::: Input :::
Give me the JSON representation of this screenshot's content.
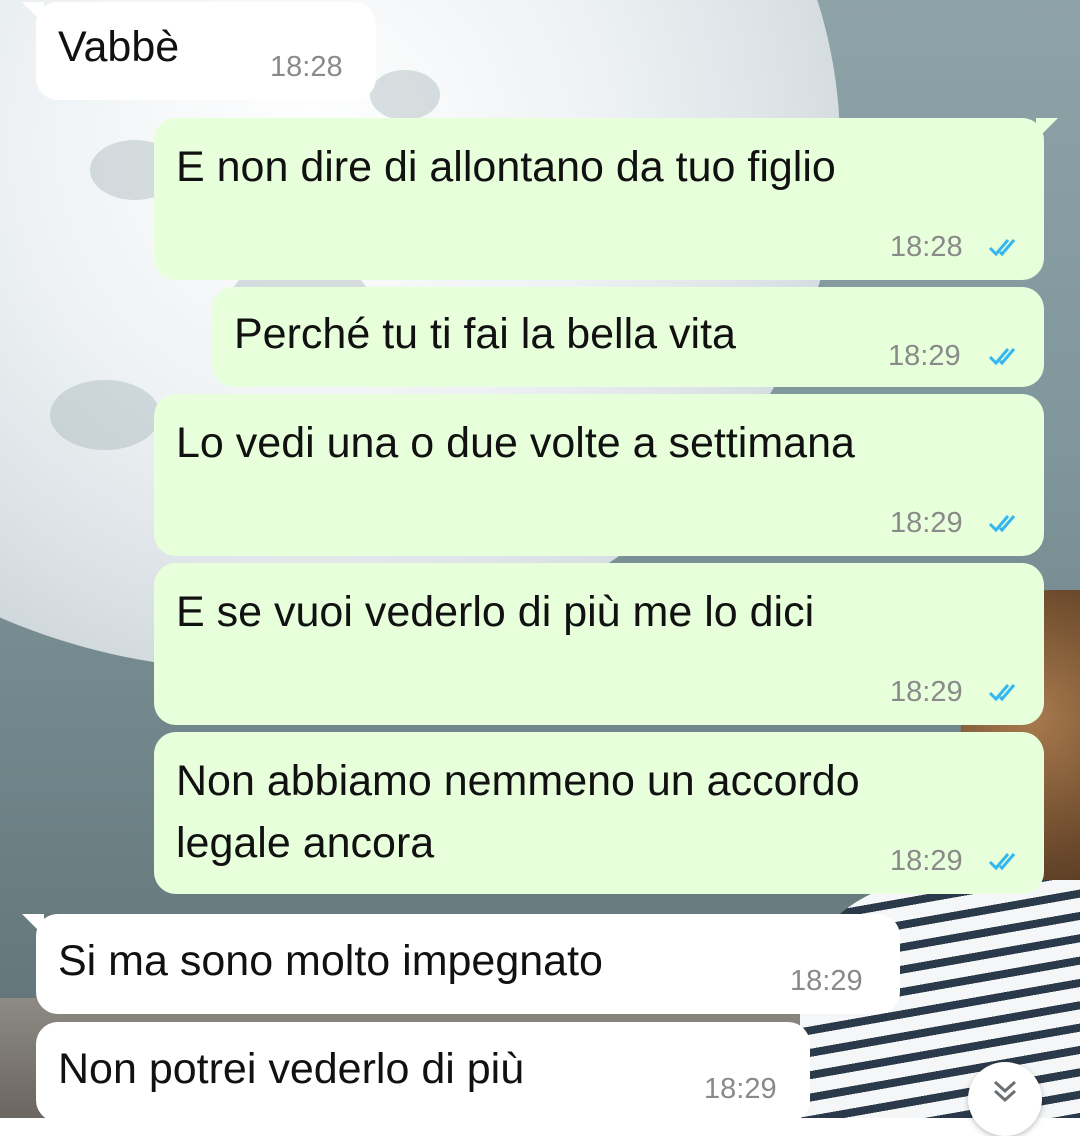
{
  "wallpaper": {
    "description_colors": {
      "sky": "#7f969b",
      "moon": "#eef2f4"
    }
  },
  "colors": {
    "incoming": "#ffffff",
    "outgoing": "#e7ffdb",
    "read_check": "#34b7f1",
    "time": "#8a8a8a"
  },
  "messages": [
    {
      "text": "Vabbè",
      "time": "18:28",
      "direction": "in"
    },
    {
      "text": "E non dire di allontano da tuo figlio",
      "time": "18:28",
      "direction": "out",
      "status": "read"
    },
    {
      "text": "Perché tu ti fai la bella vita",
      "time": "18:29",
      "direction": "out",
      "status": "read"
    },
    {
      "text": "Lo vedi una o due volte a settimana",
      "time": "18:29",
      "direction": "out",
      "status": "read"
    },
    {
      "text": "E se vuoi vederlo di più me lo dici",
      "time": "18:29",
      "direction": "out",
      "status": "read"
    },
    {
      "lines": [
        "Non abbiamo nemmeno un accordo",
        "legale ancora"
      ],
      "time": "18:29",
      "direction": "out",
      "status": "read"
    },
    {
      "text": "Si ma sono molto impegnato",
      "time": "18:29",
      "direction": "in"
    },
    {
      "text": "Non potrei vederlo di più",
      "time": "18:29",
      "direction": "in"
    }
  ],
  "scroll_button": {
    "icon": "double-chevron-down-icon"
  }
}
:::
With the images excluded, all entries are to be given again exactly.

*Problem solution*.
Give me the JSON representation of this screenshot's content.
{
  "wallpaper": {
    "description_colors": {
      "sky": "#7f969b",
      "moon": "#eef2f4"
    }
  },
  "colors": {
    "incoming": "#ffffff",
    "outgoing": "#e7ffdb",
    "read_check": "#34b7f1",
    "time": "#8a8a8a"
  },
  "messages": [
    {
      "text": "Vabbè",
      "time": "18:28",
      "direction": "in"
    },
    {
      "text": "E non dire di allontano da tuo figlio",
      "time": "18:28",
      "direction": "out",
      "status": "read"
    },
    {
      "text": "Perché tu ti fai la bella vita",
      "time": "18:29",
      "direction": "out",
      "status": "read"
    },
    {
      "text": "Lo vedi una o due volte a settimana",
      "time": "18:29",
      "direction": "out",
      "status": "read"
    },
    {
      "text": "E se vuoi vederlo di più me lo dici",
      "time": "18:29",
      "direction": "out",
      "status": "read"
    },
    {
      "lines": [
        "Non abbiamo nemmeno un accordo",
        "legale ancora"
      ],
      "time": "18:29",
      "direction": "out",
      "status": "read"
    },
    {
      "text": "Si ma sono molto impegnato",
      "time": "18:29",
      "direction": "in"
    },
    {
      "text": "Non potrei vederlo di più",
      "time": "18:29",
      "direction": "in"
    }
  ],
  "scroll_button": {
    "icon": "double-chevron-down-icon"
  }
}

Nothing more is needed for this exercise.